Not only the experienced park rangers spontaneously decide not to support this choice, but again, thanks to vigilant NGOs involved in the protection of wildlife, a great communication campaign is launched not only in South Africa but worldwide. A petition soon circulates on Facebook criticizing the decision of euthanasia. Given these reactions, Sanparks officials back off and propose to get to sleep the lion to recover it. In addition, a private park offers to host the lion to avoid the same fate does not happen again in the Karoo National Park.
After several days of difficult pursuit, because the lion has taken refuge in an inaccessible area, the team was able to get to sleep the wild animal with a hypodermic syringe. Sylvester is saved but Sanparks authorities have not decided yet what will be the future of the lion.
What future for wildlife?
The question is fundamental. We’re not talking about poaching in this case. We don’t mention the elephant killing for ivory or lion killing for skin and bones. This is a far more pernicious threat as poaching we denounce and that we are fighting.
Today we are completely legitimate to protect wildlife from human greed.
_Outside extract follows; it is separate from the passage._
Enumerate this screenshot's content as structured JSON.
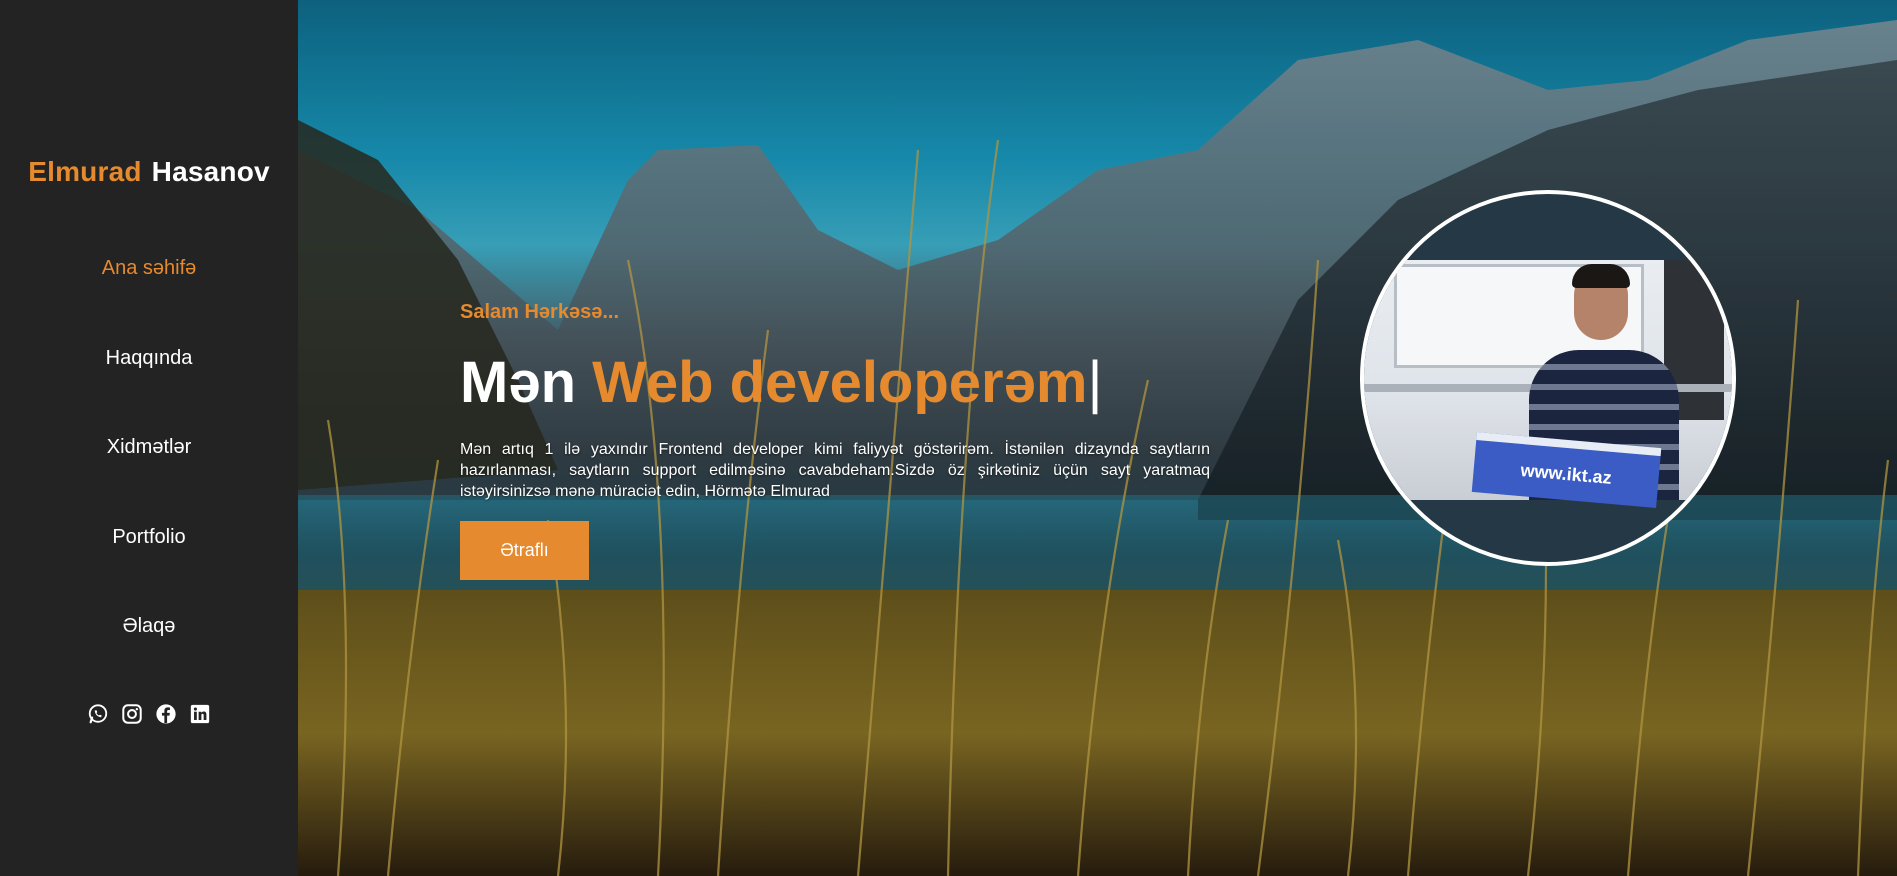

Poaching is illegal and only serves to feed the increasingly full cash registers of these international crime unions or of these terrorist organizations, offshore accounts of some African politicians.
Tomorrow, when it will come to protect wild animals from the men who suffer from poverty and lack of access to water, the ones who will face a vital competition with the animal kingdom which will have less and less area of freedom, how effectively will we fight against these villagers?
We are at the dawn of a global conflict between humans and wild animals, a human being facing his exponential population growth and an animal on the road to extinction.